[Input material Boundary: Start]

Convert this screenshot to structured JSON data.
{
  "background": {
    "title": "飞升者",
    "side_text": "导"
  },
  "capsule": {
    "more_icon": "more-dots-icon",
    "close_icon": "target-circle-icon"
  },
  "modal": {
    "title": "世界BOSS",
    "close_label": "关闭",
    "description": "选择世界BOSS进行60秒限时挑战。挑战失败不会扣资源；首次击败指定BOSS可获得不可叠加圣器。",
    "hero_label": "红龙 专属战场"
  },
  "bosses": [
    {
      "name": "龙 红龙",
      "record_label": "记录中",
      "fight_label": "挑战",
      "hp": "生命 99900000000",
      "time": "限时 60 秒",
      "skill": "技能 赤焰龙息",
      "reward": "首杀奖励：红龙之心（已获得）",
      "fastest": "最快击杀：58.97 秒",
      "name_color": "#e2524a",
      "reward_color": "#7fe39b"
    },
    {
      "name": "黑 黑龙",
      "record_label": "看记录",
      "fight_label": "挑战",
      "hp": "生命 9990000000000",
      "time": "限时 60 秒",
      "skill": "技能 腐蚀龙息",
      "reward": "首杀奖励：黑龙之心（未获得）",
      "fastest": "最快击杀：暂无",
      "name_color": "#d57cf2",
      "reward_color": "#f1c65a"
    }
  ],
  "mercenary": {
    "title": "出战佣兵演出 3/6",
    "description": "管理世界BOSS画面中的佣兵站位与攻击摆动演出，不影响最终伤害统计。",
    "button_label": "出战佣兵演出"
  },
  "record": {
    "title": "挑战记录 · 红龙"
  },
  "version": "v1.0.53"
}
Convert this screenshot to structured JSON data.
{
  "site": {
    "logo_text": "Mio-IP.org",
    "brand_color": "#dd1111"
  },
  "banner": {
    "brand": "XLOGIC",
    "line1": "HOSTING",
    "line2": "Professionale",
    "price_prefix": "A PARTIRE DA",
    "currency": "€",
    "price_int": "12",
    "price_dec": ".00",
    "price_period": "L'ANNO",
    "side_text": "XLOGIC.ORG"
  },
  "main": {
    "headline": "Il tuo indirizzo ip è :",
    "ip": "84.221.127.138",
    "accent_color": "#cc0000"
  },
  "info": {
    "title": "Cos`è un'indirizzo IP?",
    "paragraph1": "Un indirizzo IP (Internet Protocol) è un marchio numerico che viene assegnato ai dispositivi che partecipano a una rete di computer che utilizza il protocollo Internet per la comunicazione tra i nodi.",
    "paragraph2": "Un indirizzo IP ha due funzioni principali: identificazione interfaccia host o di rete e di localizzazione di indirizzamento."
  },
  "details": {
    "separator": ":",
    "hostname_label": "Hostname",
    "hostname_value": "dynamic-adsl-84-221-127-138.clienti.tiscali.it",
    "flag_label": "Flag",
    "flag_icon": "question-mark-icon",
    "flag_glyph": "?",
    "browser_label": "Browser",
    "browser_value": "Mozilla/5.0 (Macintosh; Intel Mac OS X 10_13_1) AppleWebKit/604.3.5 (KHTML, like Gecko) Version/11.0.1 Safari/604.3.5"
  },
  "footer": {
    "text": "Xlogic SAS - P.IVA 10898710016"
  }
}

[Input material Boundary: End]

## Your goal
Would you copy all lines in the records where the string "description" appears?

## Answer for this exercise
    "description": "选择世界BOSS进行60秒限时挑战。挑战失败不会扣资源；首次击败指定BOSS可获得不可叠加圣器。",
    "description": "管理世界BOSS画面中的佣兵站位与攻击摆动演出，不影响最终伤害统计。",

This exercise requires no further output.